March 31, 2007

there's lotsa wifi 27 stories up

i was at a meeting the other day on the top floor of a hotel in Midtown Atlanta trying to connect to the wifi router over in the corner of the room.

It was a bit of a problem, though, because from 27 stories up, I could see 52 wireless networks.

I did figure it out.

March 11, 2007

A vox blog for me

I've started up a new blog on Vox.

I'm not getting rid of this one, but this one is probably going to be focused a little more on technical stuff. I'll use the Vox blog to for more personal posts.

There are lots of things that are important to me that I would never write about here. This blog is wide open to the world. That's the biggest reason why I haven't posted here much at all in the past few years.
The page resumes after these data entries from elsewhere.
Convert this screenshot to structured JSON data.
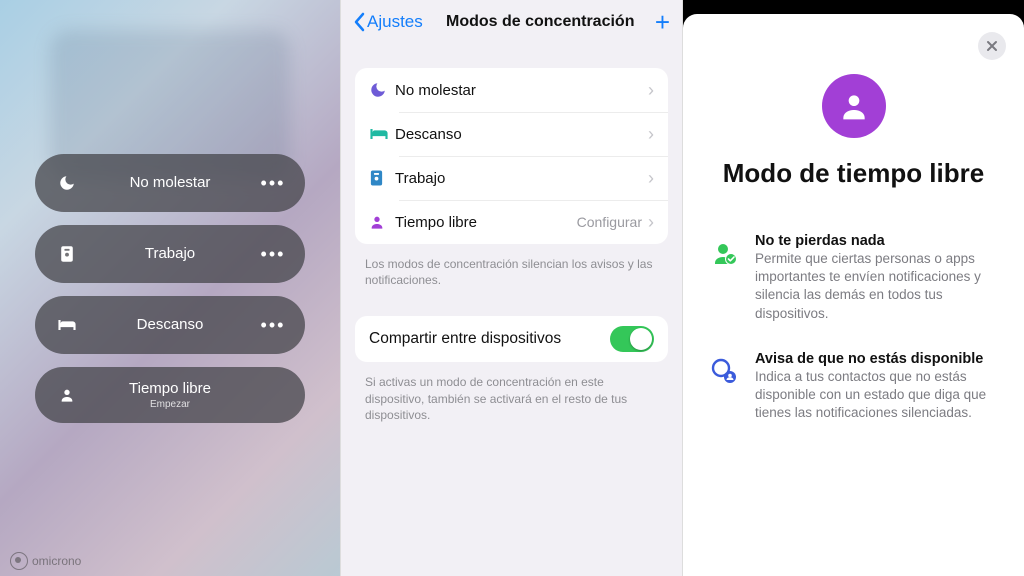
{
  "left": {
    "pills": [
      {
        "icon": "moon-icon",
        "label": "No molestar",
        "sublabel": "",
        "more": true
      },
      {
        "icon": "badge-icon",
        "label": "Trabajo",
        "sublabel": "",
        "more": true
      },
      {
        "icon": "bed-icon",
        "label": "Descanso",
        "sublabel": "",
        "more": true
      },
      {
        "icon": "person-icon",
        "label": "Tiempo libre",
        "sublabel": "Empezar",
        "more": false
      }
    ]
  },
  "mid": {
    "back_label": "Ajustes",
    "title": "Modos de concentración",
    "rows": [
      {
        "icon": "moon-icon",
        "icon_color": "#6e5bd6",
        "label": "No molestar",
        "accessory": ""
      },
      {
        "icon": "bed-icon",
        "icon_color": "#1fb9a2",
        "label": "Descanso",
        "accessory": ""
      },
      {
        "icon": "badge-icon",
        "icon_color": "#2f87c6",
        "label": "Trabajo",
        "accessory": ""
      },
      {
        "icon": "person-icon",
        "icon_color": "#a23fd6",
        "label": "Tiempo libre",
        "accessory": "Configurar"
      }
    ],
    "footnote1": "Los modos de concentración silencian los avisos y las notificaciones.",
    "share_label": "Compartir entre dispositivos",
    "share_on": true,
    "footnote2": "Si activas un modo de concentración en este dispositivo, también se activará en el resto de tus dispositivos."
  },
  "right": {
    "title": "Modo de tiempo libre",
    "features": [
      {
        "title": "No te pierdas nada",
        "desc": "Permite que ciertas personas o apps importantes te envíen notificaciones y silencia las demás en todos tus dispositivos."
      },
      {
        "title": "Avisa de que no estás disponible",
        "desc": "Indica a tus contactos que no estás disponible con un estado que diga que tienes las notificaciones silenciadas."
      }
    ]
  },
  "watermark": "omicrono"
}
Much of my focus has been in those personal areas.

Vox will allow me to mark posts as restricted to friends, so if I want to talk about something that I wouldn't want Google to repeat, I can do it. (If you're a friend and want to be part of my in crowd, email me and I'll invite you in.)

The other reason I'm using Vox is that it makes it much easier to include photos in posts. I've got something over 20,000 photos now, so I'm looking forward to that.
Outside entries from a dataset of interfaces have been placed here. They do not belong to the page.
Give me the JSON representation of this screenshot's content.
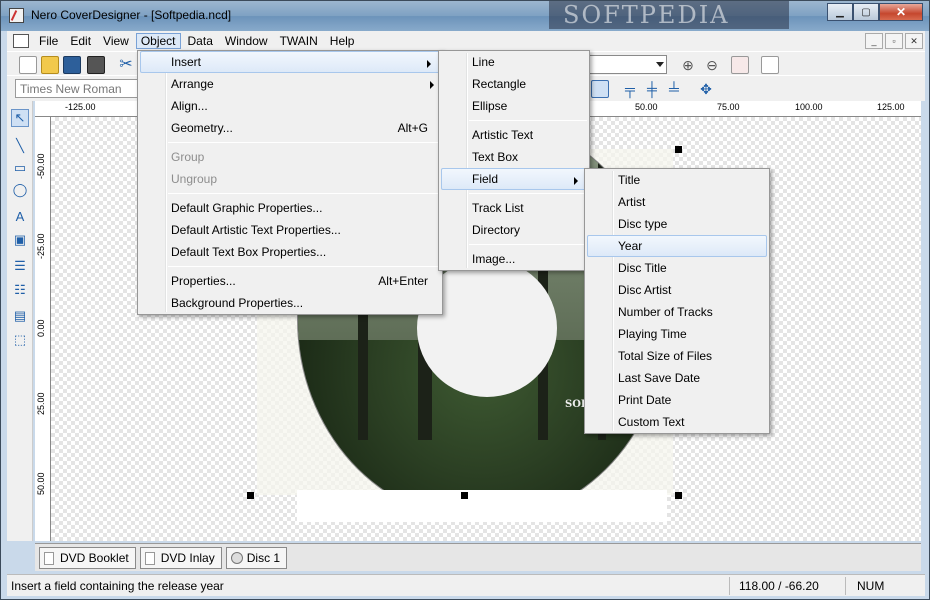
{
  "window": {
    "title": "Nero CoverDesigner - [Softpedia.ncd]",
    "watermark": "SOFTPEDIA"
  },
  "menubar": {
    "items": [
      "File",
      "Edit",
      "View",
      "Object",
      "Data",
      "Window",
      "TWAIN",
      "Help"
    ]
  },
  "toolbar": {
    "font_name": "Times New Roman"
  },
  "rulers": {
    "horizontal": [
      "-125.00",
      "50.00",
      "75.00",
      "100.00",
      "125.00"
    ],
    "vertical": [
      "-50.00",
      "-25.00",
      "0.00",
      "25.00",
      "50.00"
    ]
  },
  "canvas": {
    "overlay_text": "SOF"
  },
  "object_menu": {
    "items": [
      {
        "label": "Insert",
        "submenu": true
      },
      {
        "label": "Arrange",
        "submenu": true
      },
      {
        "label": "Align..."
      },
      {
        "label": "Geometry...",
        "shortcut": "Alt+G"
      },
      {
        "label": "Group",
        "disabled": true
      },
      {
        "label": "Ungroup",
        "disabled": true
      },
      {
        "label": "Default Graphic Properties..."
      },
      {
        "label": "Default Artistic Text Properties..."
      },
      {
        "label": "Default Text Box Properties..."
      },
      {
        "label": "Properties...",
        "shortcut": "Alt+Enter"
      },
      {
        "label": "Background Properties..."
      }
    ]
  },
  "insert_menu": {
    "items": [
      "Line",
      "Rectangle",
      "Ellipse",
      "Artistic Text",
      "Text Box",
      "Field",
      "Track List",
      "Directory",
      "Image..."
    ]
  },
  "field_menu": {
    "items": [
      "Title",
      "Artist",
      "Disc type",
      "Year",
      "Disc Title",
      "Disc Artist",
      "Number of Tracks",
      "Playing Time",
      "Total Size of Files",
      "Last Save Date",
      "Print Date",
      "Custom Text"
    ],
    "highlighted": "Year"
  },
  "tabs": [
    "DVD Booklet",
    "DVD Inlay",
    "Disc 1"
  ],
  "status": {
    "message": "Insert a field containing the release year",
    "coords": "118.00 / -66.20",
    "num": "NUM"
  }
}
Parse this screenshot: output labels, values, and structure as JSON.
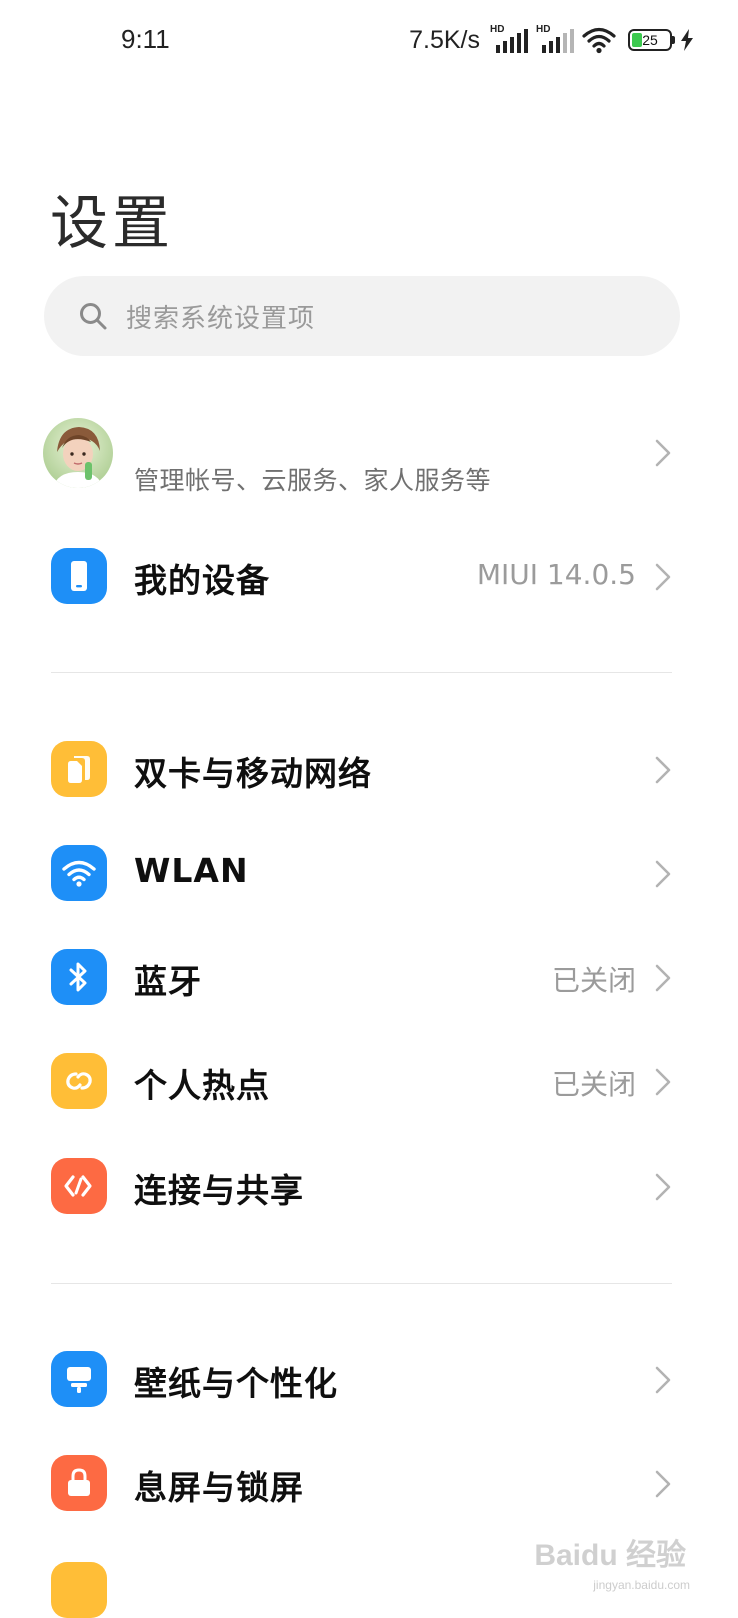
{
  "status_bar": {
    "time": "9:11",
    "net_speed": "7.5K/s",
    "sim1_badge": "HD",
    "sim2_badge": "HD",
    "battery_level": "25",
    "battery_color": "#3cc94f",
    "charging": true
  },
  "page": {
    "title": "设置"
  },
  "search": {
    "placeholder": "搜索系统设置项",
    "icon": "search-icon"
  },
  "account": {
    "subtitle": "管理帐号、云服务、家人服务等"
  },
  "device": {
    "label": "我的设备",
    "value": "MIUI 14.0.5",
    "icon": "phone-icon",
    "icon_color": "#1e8ff7"
  },
  "connectivity": [
    {
      "label": "双卡与移动网络",
      "value": "",
      "icon": "sim-card-icon",
      "icon_color": "#ffbe37"
    },
    {
      "label": "WLAN",
      "value": "",
      "icon": "wifi-icon",
      "icon_color": "#1e8ff7"
    },
    {
      "label": "蓝牙",
      "value": "已关闭",
      "icon": "bluetooth-icon",
      "icon_color": "#1e8ff7"
    },
    {
      "label": "个人热点",
      "value": "已关闭",
      "icon": "hotspot-icon",
      "icon_color": "#ffbe37"
    },
    {
      "label": "连接与共享",
      "value": "",
      "icon": "share-icon",
      "icon_color": "#fd6a43"
    }
  ],
  "personalization": [
    {
      "label": "壁纸与个性化",
      "value": "",
      "icon": "wallpaper-icon",
      "icon_color": "#1e8ff7"
    },
    {
      "label": "息屏与锁屏",
      "value": "",
      "icon": "lock-icon",
      "icon_color": "#fd6a43"
    }
  ],
  "watermark": {
    "text": "Baidu 经验",
    "sub": "jingyan.baidu.com"
  }
}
Movable Type, the system I use for this blog, doesn't make it nearly as easy to include images. I know it's possible, but I've never gone to the trouble to figure it out.

So come on over and check it out:
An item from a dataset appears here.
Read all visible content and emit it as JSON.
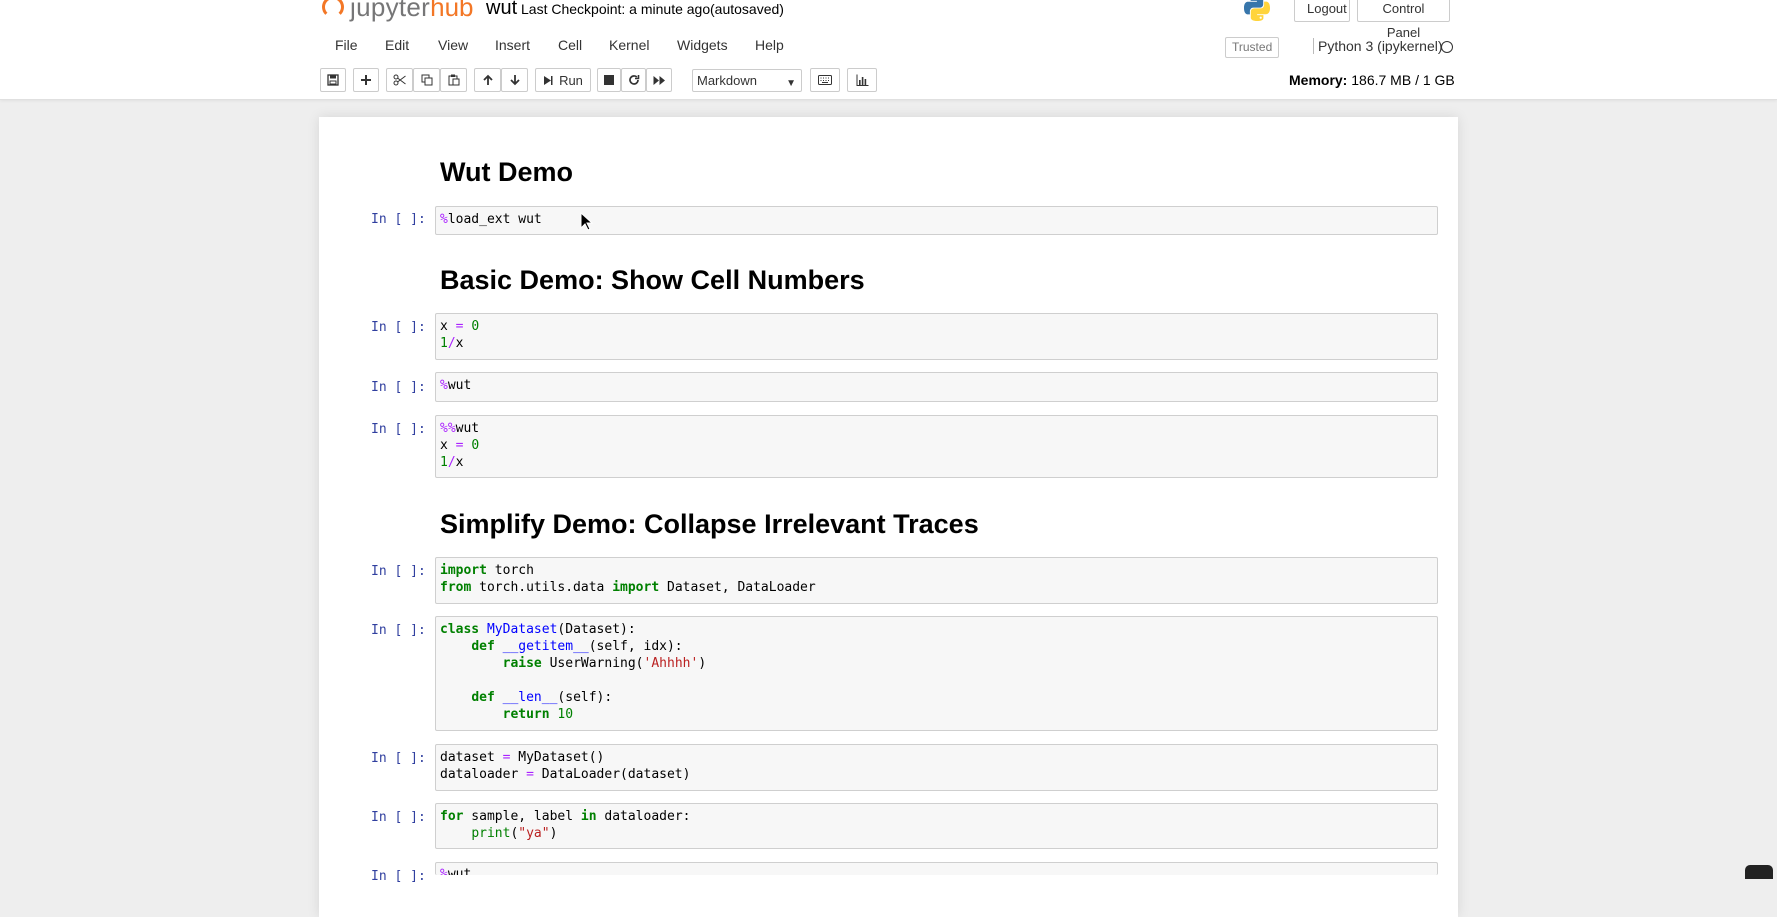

March 10, 2007

Enso brings back the keyboard

I've been following Humanized Weblog for a while, and I didn't realize that the authors work for a software company. (Probably because I've been using the Google reader to read them, so I didn't see the dead giveaway at the top of their weblog that talks about "our products".)

In fact, they do: Humanized is the name of the company, and they've just come out with their first products: Enso Launcher and Enso Words. I'll talk about Launcher; it's a little more mature than Word.

Enso Launcher is easier to use than it is to describe. It is what it says: Launcher helps you open applications, documents, and web sites more quickly. I have a start menu that must have hundreds of items in it. Right.

With Enso Launcher, if you want to start a program that is running hold down the caps lock key and start typing the name of the program. As you type, the names of possible programs flash up at the top of the screen in nice, pretty, transparent type. When you've typed enough to select the program that you want, you let go of the caps lock, and the program you've chosen starts up. Viola!

When I’m looking at a new software product, I don’t look at what it does now, but what it may become. Where's it going? What's its potential? And most critical of all, what does the software say about the people who wrote it?

Enso Launcher says a lot. Humanized has only four people. As I’ve tried out the software, I’ve found bugs, and noted things I thought might work better. I’ve passed those things on in email, and I've received back replies from three of Enso’s four employees.

These guys get it. The details of how a program works are critical. Doing things simply is hard. It's like a piece of craftsmen furniture: everything is on display, everything counts.

Still, it’s a work in progress. I've been using a much less elegant launcher called Find and Run robot. Find and run robot works in a superficially similar way: you hit escape, and start typing, hit another character to start your program, and away you go. The Humanized guys would note that hitting escape takes your fingers away from the home row, and they'd be right. But then you put your fingers back on the home row, start typing, and the program seems to be a little smarter about figuring out which program I'm after.

Right now Launcher is a little clumsy. I find myself having to backspace too often to get what I want, and it hasn't yet become a habit for me to reach for the caps lock. Still, I will almost certainly buy the program, because I think it's heading in the right direction and I want to encourage Humanized in their efforts.

New EarthLink VP Jonathan Young's house ..

Jonathan Young recently joined EarthLink as a VP overseeing, among other things, our security products.

I've known Jonathan for over 10 years now, and been friends with him since he took the momentous step of moving from his beloved New York down to Atlanta. We both worked for CNN; me up until 5 years ago, and him until just a few months ago.

Jonathan is a high mucky-muck now, but I was still surprised when I looked at Dave Coustan's EarthLink blog and found a very nice piece featuring Jonathan talking about about how a computer security expert deals with home security..

The piece is centered about the funky place Jonathan bought after he tired of living the life of an apartment dweller. Atlanta is a town of traditional suburban homes, but Jonathan managed to find a place that would look right at home in Manhattan.

If you read the piece, you might get the impression that Jonathan likes tinkering with his tech setup. No kidding! Of all the people I know, Jonathan always has the coolest stuff. Even all those Next cubes in the closet - and old Sun gear, too? - are pretty cool. I love going to visit him to get up on the latest cool stuff.

Oh, and Jonathan's comments are right on, I think. Security is about a balance between risk and cost. You have to be able to live with the overhead; going paranoid, in computers or homes, leaves you a prisoner of your fear.